The Way You Look Tonight – Garland / Sinatra
We Are Family – Sister Sledge
Weekend in New England – Barry Manilow
What A Wonderful World – Louis Armstrong
What The World Needs Now – Dionne Warwick
When I Fall In Love – Linda Ronstadt
You Make Me Feel So Young – R. Clooney
DJ Kenny Casanova – is a professional wedding reception mobile dj and professional wrestling ring announcer out of Albany, NY and Troy, NY. You can email him at ken@theDJservice.com.
For everything from movies to circus acts, music really sets the mood.
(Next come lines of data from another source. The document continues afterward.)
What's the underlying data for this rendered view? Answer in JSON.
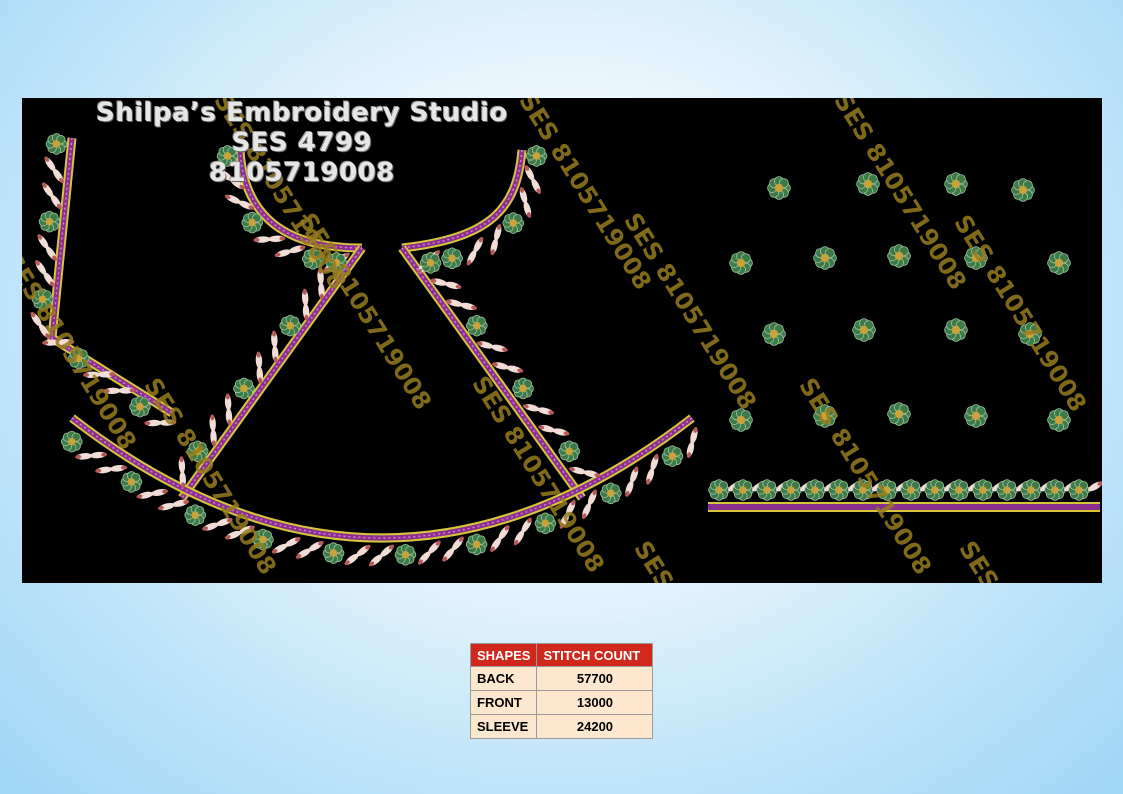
{
  "design": {
    "studio_name": "Shilpa’s Embroidery Studio",
    "design_code": "SES 4799",
    "phone": "8105719008",
    "watermark": "SES 8105719008",
    "colors": {
      "background": "#000000",
      "flower_petal": "#3d7a4a",
      "flower_center": "#c9a33a",
      "leaf": "#f2dcd6",
      "leaf_tip": "#b85a5a",
      "border_purple": "#8a2f8f",
      "border_gold": "#d6c63a"
    }
  },
  "table": {
    "headers": [
      "SHAPES",
      "STITCH COUNT"
    ],
    "rows": [
      {
        "shape": "BACK",
        "count": "57700"
      },
      {
        "shape": "FRONT",
        "count": "13000"
      },
      {
        "shape": "SLEEVE",
        "count": "24200"
      }
    ]
  }
}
However, mixing up the moods you want to help create can do wonders for the overall feel of your event, in the end.
One of the first questions I ask brides and grooms before planning a play list is, “what kind of atmosphere are you trying to set during this time in the reception?”
It is really important to set lots of different atmospheres and manipulate many different emotions at a wedding, if you really want it to stand out and feel special. You don’t really want to stay in one “mood” for any extended periods of time. Therefore, no segment of a wedding should be all fast, all slow, or even all serious for a long time. To make your wedding feel like one of the best ever, it’s all about mixing it up.
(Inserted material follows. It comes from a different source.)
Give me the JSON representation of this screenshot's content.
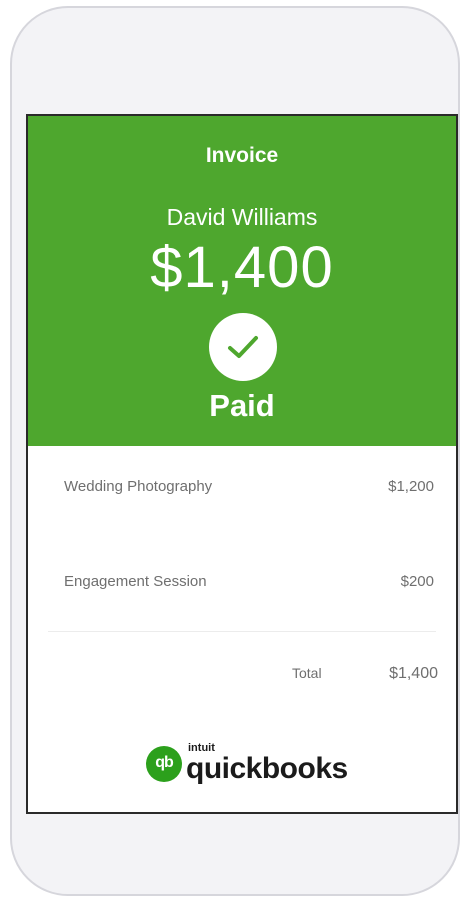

“If you really want to keep your wedding guests fully engaged and make a long-lasting impression, you have to appeal to all their senses, and all of their emotions.”
Before we talk about planing the best wedding playlist, let’s look at another form of entertainment that focuses on mixing up emotions; the film world.
When you go to Regal Cinema in The Crossgates Mall in Guilderland , NY and sit down with your over-priced soda & your garbage can full of butter and popcorn, isn’t the whole point of making a trip to the movie theater to be emotionally manipulated? The whole point of going to the movies is to have someone tell you a story that makes you laugh or cry, and perhaps, an experience that you will remember for years to come?
Walt Disney once said, ” … for every laugh, there should be a tear.” Mickey Mouse’s always wanted fans on an emotional roller coaster ride whenever they went to the movies.
Walt Disney always made sure that his films had scenes that deliberately went out their way to make the audience cry; The death of Bambi’s mother… Snow White’s funeral scene… Pinocchio appearing to have died… Cinderella having her dress destroyed and losing all hope of going to the Ball….
Even the old time southern Baptist tent meeting ministers realized that chopping up the emotions was the way to go. By offering quick “mood jumps” from fast hymns into slower tear-jerking testimonials, it was always clear that people felt they were really attending something special, after looking at the offering plates at the end of the night.
In today’s high impact, fast moving, MTV-style-edited, attention-deficit disordered world, you have to constantly change things up to keep your audience. This is even more so when your audience is a vastly-varied demographic like wedding guests tend to be.
For my weddings in the Albany, Troy, Schenectady, NY area, I try and follow this same psychology to create the same results. I want the people attending the wedding to feel like they are experiencing something special. Therefore, coming out of a coctail hour with an acoustic blend including lounge, jazz, soft rock, country and reggae, I like to bump into a high-energy introduction, then drop it right back down into a touching classy ballad first dance. Immediately after that, I recommend playing something lighter or nostalgic before the toast, then transition over to a fun party mix for dinner with one-hit wonders, throwbacks, sing-alongs and good tunes that are tougher to dance to while people eat. After dinner, I introduce the dance segment with a mix of todays hits and all your favorite classics.
When putting together your wedding music playlist, or any party for that matter, keep mood-mixing in mind. Chopping up the desired atmospheres with an emotional roller coaster playlist is a great way to really touch all of the bases. Mixing up everything in the end will really make your night feel special and memorable.